A new report released by the Center for Public Policy Priorities on Tuesday has found that the burden of debt created by payday and auto title loans is getting even more costly.
Payday and auto title loans are primarily used when people are struggling to make basic ends meet. Lenders take advantage of this by offering loans using a paycheck or a car as collateral. In Texas, this industry is largely unregulated, allowing lenders to get away with charging exorbitant fees that leave consumers unable to pay back their loans.
CPPP's new report found that, “While the number of overall loans made in 2013 decreased by four percent, consumers actually paid $1.4 billion in fees, a 12 percent increase from 2012.”
The increase was largely due to structural changes in the types of loans offered, which gave lenders the ability to charge even higher fees than before.
Read why the debt burden of payday loans is growing and how Rick Perry has made it worse after the jump. The CPPP report found that the debt increase is largely due to the fact that more long-term loans were offered in 2013. These loans charge higher fees over a longer period of time. As CPPP explained:
While the number of overall loans made in 2013 decreased, the number of installment loans, which work essentially like mini-mortgages and tend to be costlier with longer terms, increased by 60 percent in one year, and fees on these jumbo loans doubled. For every $1 borrowed through an installment payday loan, Texas consumers paid at least $2 in fees, plus the original loan amount.
“These budget-busting loans only make the cycle of debt longer and more expensive,” said Don Baylor, a senior policy analyst at CPPP. “The data indicate a clear shift on the part of the industry to shrink the single payment loan market share and make more long-term loans to guarantee that Texas consumers remain in debt for most of the year.”
In addition, the term for these installment loans grew in 2013. With the loans lasting a longer period of time, lenders are able to charge even more crippling fees.
CPPP's report also included a list of policy recommendations to help stem the growing tide of payday loan burdens. These include improving local and regional data collection, increasing enforcement of disclosure requirements, requiring more transparent pricing, and working with the Consumer Financial Protection Bureau to create stronger regulations around the payday lending industry.
Unfortunately, it's unlikely that Texas will lead the way in the reform necessary to transform the payday lending industry. William White, the chair of the Texas Finance Commission who was specifically appointed by Rick Perry to oversee payday lending, is also the Vice President of a payday lending company. At least Texas mayors like Annise Parker are doing the right thing, and stepping up regulations on predatory payday lenders.
As long as the payday lending industry is allowed to continue unchecked, lenders will keep finding ways to take money from consumers.
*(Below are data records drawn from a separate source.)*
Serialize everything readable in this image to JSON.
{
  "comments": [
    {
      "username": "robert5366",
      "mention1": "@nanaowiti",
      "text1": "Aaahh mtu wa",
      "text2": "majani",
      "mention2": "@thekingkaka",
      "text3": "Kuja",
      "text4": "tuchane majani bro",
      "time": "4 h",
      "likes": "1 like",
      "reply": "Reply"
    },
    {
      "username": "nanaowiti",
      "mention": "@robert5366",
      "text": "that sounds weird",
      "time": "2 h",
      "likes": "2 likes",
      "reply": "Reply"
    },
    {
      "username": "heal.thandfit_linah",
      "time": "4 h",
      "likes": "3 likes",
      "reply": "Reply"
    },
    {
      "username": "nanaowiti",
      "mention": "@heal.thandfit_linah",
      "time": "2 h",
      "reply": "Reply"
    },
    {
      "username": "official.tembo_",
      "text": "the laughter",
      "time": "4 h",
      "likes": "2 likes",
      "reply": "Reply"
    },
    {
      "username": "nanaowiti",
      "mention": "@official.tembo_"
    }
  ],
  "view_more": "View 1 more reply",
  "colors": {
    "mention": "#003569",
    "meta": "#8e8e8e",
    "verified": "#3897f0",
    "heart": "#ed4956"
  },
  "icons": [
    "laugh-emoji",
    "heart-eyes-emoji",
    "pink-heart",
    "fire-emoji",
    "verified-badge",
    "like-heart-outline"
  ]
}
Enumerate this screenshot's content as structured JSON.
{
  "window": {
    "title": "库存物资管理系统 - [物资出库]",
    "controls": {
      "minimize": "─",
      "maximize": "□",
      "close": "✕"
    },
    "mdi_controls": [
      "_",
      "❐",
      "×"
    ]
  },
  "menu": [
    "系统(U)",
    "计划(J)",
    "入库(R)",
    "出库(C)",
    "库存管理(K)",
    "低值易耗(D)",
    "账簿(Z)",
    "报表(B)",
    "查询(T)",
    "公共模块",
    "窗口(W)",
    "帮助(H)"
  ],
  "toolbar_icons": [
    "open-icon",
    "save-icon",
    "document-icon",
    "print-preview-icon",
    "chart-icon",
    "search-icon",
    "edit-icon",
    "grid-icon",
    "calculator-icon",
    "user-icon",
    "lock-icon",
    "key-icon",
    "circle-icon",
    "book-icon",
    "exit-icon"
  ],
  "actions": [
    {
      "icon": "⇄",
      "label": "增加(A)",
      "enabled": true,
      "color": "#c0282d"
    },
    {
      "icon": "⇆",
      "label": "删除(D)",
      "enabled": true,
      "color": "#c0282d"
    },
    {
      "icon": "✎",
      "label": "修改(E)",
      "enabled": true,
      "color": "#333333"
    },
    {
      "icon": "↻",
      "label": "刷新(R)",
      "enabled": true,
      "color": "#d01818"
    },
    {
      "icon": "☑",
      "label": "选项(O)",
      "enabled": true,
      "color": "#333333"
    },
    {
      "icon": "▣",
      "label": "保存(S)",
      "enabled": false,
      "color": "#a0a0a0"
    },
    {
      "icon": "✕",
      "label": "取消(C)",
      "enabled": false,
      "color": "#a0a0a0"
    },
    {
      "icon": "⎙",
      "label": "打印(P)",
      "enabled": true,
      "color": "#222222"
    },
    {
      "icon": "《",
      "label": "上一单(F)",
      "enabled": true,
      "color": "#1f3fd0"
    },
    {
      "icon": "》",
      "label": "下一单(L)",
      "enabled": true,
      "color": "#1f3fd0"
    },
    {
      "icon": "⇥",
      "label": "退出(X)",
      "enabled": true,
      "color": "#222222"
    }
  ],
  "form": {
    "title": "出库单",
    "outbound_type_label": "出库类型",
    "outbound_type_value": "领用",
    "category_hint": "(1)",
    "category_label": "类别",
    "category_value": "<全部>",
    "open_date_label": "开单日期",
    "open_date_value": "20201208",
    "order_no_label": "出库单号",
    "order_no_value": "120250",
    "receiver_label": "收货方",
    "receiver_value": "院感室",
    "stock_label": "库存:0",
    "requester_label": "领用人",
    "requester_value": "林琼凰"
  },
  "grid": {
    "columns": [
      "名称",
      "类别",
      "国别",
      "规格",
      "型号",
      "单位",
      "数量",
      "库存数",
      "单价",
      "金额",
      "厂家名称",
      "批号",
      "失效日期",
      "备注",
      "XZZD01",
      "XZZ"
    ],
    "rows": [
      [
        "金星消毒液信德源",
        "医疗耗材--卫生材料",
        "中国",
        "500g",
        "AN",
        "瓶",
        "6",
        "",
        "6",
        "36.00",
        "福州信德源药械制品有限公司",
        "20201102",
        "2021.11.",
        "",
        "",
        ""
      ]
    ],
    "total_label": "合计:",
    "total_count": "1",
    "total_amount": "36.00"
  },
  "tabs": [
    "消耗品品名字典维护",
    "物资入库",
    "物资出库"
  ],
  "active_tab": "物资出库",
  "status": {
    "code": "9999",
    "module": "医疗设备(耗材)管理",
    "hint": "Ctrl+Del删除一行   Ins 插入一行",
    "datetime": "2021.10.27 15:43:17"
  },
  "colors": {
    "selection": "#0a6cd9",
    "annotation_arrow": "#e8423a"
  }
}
This new report from CPPP confirms that it's high time our politicians take action against this harmful industry that is making a profit from poor and vulnerable Texans.